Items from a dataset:
───

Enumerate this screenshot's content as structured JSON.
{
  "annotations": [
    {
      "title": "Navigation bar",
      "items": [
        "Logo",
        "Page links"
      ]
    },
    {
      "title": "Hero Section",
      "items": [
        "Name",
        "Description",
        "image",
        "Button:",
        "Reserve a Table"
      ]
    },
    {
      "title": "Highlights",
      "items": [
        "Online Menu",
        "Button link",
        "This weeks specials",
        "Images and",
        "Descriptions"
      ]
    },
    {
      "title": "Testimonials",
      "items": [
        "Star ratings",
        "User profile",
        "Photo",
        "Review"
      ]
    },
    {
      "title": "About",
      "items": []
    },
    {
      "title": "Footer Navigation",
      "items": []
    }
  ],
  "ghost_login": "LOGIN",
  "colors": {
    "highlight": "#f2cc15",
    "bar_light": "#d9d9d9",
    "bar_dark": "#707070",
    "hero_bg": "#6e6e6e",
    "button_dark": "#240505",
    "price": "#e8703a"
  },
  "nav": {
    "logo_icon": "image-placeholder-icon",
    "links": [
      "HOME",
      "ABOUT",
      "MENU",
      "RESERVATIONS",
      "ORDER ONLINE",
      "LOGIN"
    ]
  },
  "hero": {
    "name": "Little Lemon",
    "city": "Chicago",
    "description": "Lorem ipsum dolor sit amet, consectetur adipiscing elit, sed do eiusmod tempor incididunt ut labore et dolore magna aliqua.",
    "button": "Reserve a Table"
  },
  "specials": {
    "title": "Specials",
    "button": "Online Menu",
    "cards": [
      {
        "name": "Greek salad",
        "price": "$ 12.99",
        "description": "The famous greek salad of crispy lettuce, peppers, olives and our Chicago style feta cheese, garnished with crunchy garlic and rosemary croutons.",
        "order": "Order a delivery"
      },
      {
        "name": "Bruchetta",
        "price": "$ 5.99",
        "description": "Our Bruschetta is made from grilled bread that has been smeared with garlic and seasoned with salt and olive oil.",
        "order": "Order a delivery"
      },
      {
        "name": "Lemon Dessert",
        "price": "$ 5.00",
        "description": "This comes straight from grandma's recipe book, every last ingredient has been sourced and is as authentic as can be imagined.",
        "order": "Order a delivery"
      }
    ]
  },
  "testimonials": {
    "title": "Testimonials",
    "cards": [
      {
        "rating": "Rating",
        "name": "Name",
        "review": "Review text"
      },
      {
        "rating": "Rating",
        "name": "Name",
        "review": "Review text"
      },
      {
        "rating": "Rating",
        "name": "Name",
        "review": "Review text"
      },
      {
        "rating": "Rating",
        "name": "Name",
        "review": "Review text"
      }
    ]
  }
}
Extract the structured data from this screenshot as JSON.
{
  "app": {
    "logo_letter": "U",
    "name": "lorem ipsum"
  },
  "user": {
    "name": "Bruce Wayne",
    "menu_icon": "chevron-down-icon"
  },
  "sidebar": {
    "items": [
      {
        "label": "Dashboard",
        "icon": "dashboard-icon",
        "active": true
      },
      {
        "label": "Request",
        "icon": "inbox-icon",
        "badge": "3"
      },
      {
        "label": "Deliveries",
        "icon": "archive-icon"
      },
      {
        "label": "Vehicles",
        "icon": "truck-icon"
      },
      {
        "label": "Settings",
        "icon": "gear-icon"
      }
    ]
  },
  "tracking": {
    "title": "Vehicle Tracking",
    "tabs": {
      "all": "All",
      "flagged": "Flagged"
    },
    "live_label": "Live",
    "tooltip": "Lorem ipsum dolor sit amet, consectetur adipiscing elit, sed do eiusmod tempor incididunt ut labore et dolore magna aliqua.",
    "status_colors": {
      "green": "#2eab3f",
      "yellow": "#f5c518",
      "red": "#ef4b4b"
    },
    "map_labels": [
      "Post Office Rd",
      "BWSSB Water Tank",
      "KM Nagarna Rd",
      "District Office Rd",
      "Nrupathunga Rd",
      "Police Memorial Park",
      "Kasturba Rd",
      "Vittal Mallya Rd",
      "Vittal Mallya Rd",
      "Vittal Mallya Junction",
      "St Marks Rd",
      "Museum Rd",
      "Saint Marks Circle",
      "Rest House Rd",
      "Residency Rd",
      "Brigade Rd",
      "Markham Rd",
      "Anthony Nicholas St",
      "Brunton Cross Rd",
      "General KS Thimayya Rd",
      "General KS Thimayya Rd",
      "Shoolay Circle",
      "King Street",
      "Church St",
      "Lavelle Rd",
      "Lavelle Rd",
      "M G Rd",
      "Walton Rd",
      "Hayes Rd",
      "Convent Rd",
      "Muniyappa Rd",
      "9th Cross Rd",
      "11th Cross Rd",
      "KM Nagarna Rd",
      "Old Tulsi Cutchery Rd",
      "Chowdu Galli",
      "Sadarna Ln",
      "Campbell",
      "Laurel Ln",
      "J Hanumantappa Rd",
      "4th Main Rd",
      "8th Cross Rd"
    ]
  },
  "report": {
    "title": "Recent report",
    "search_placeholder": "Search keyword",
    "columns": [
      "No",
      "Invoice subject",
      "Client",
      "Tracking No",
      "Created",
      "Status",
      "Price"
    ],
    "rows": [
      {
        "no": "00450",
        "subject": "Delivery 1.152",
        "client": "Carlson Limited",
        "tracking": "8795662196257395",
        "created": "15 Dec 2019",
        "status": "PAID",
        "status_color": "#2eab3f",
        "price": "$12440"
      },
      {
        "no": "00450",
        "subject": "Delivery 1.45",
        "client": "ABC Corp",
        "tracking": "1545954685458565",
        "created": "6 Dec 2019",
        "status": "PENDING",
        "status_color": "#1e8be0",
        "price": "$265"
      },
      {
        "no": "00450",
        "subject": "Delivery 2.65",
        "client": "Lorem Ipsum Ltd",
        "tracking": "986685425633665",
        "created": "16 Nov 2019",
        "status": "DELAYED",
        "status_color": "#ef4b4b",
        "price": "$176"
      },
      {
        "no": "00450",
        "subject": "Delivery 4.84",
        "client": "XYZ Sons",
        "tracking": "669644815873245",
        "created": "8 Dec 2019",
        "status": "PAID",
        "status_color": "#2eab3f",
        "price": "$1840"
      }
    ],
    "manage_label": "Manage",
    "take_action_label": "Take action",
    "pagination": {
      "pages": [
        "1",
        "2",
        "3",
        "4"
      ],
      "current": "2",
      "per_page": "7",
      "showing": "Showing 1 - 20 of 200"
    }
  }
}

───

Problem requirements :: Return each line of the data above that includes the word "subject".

Exercise output ::
      "Invoice subject",
        "subject": "Delivery 1.152",
        "subject": "Delivery 1.45",
        "subject": "Delivery 2.65",
        "subject": "Delivery 4.84",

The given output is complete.